Coal mines get access to Sydney drinking water stocks
A last-minute move from the NSW government has given mining companies access to water in Sydney's drinking water catchment, raising alarm with environmental activists.
In a government gazette sent five days before the NSW parliament was suspended, Water Minister Kevin Anderson gave new allowances to coal mining companies on the Sydney fringe, allowing them to trade water stocks from Sydney's drinking water catchments.
The direction was sent to the Board of Water NSW.
The gazette said it was "necessary ... to give a direction to Water NSW in the public interest" to make a joint application to trade water allocation to specified mining companies in certain circumstances.
The direction covers the Woronora and Metropolitan Special Areas of the Sydney drinking water catchment.
Environmental activists say the directive was a cynical move before NSW election on March 25 and a shift to an El Nino cycle.

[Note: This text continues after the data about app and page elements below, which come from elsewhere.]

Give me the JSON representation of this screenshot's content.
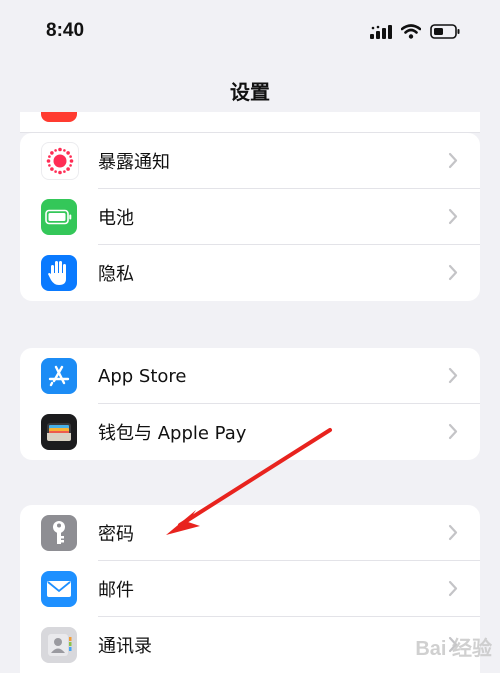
{
  "status_bar": {
    "time": "8:40"
  },
  "nav": {
    "title": "设置"
  },
  "group1": {
    "items": [
      {
        "label": "暴露通知",
        "icon": "exposure-notification-icon"
      },
      {
        "label": "电池",
        "icon": "battery-icon"
      },
      {
        "label": "隐私",
        "icon": "privacy-hand-icon"
      }
    ]
  },
  "group2": {
    "items": [
      {
        "label": "App Store",
        "icon": "app-store-icon"
      },
      {
        "label": "钱包与 Apple Pay",
        "icon": "wallet-icon"
      }
    ]
  },
  "group3": {
    "items": [
      {
        "label": "密码",
        "icon": "key-icon"
      },
      {
        "label": "邮件",
        "icon": "mail-icon"
      },
      {
        "label": "通讯录",
        "icon": "contacts-icon"
      }
    ]
  },
  "watermark": {
    "text": "Bai 经验"
  },
  "colors": {
    "background": "#f1f1f5",
    "exposure": "#ff2d55",
    "battery": "#34c759",
    "privacy": "#0a7aff",
    "appstore": "#1c8cf5",
    "wallet": "#1c1c1e",
    "passwords": "#8e8e93",
    "mail": "#1e90ff",
    "contacts": "#d8d8dc",
    "annotation_arrow": "#e8231e"
  }
}
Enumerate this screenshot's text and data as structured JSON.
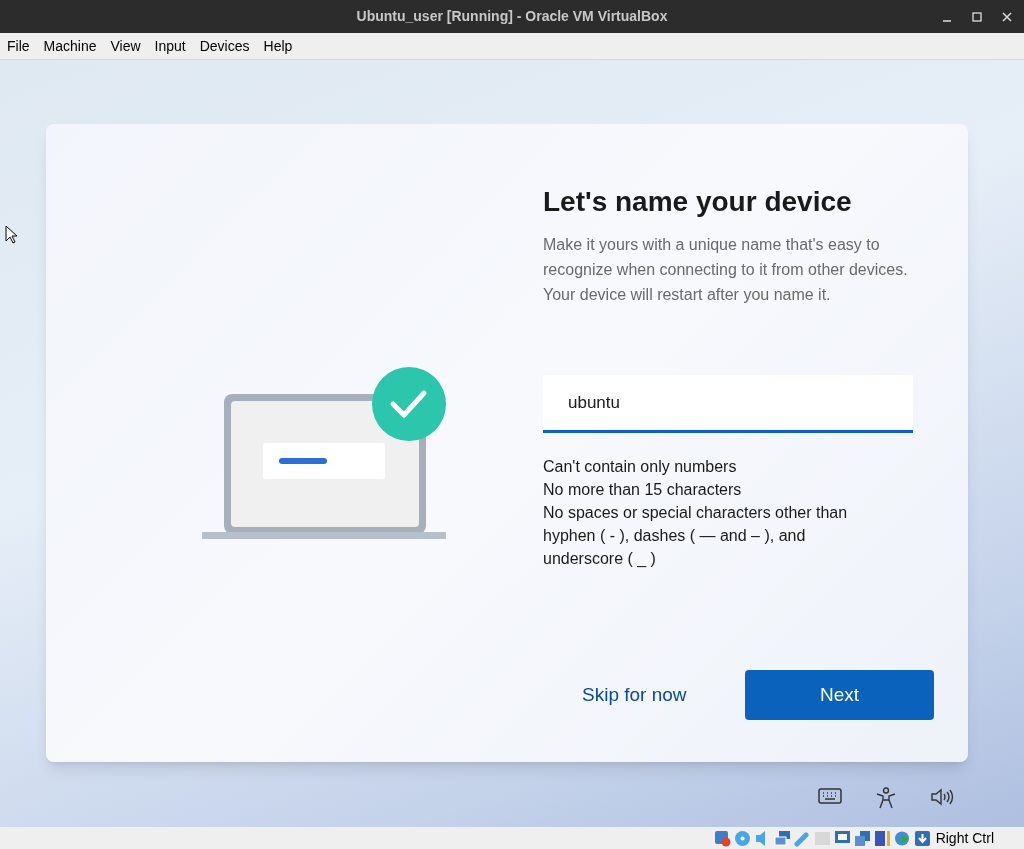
{
  "window": {
    "title": "Ubuntu_user [Running] - Oracle VM VirtualBox"
  },
  "menu": [
    "File",
    "Machine",
    "View",
    "Input",
    "Devices",
    "Help"
  ],
  "setup": {
    "title": "Let's name your device",
    "description": "Make it yours with a unique name that's easy to recognize when connecting to it from other devices. Your device will restart after you name it.",
    "name_field": {
      "value": "ubuntu"
    },
    "rules": [
      "Can't contain only numbers",
      "No more than 15 characters",
      "No spaces or special characters other than hyphen ( - ), dashes ( — and – ), and underscore ( _ )"
    ],
    "skip_link": "Skip for now",
    "next_button": "Next"
  },
  "status_bar": {
    "host_key": "Right Ctrl"
  }
}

"Coal mines in the catchment have been effectively taking water unlawfully without proper water entitlements for years now," said Nic Clyde, co-ordinator of anti-mining collective Lock the Gate Alliance.
"This is the NSW government rubber-stamping that behaviour and setting up a scheme so they can continue on unimpeded.
"The risk to our water supplies as we start to shift into an El Nino cycle is immense and our precious urban water supplies should not be wasted on destructive coal mines."
Greens MP Cate Faehrmann said Mr Anderson's decision was an acknowledgement of the impact coal mining was having on Sydney's water catchment.
"Yet instead of acting to protect our water supply, they're locking in decades of water loss at a time when we are going to have less water to sustain a growing population," Ms Faehrmann said on Friday.
But Mr Anderson said the decision made sure mines in the Sydney drinking water catchment were required to account for the incidental surface water they take.
WaterNSW will not be required to trade with mines if there is not enough allocation available.
"This is in response to issues raised by the independent expert panel for mining in the catchment during its review of the impact of mining activities in the special areas," he told AAP in a statement.
"It is important these mines account for their water take and pay management charges for this water, just like other water users.
"This reform is something environmental groups and an independent assessment panel have been calling for."
The new trading rule would not impact water supply to Sydney, he said.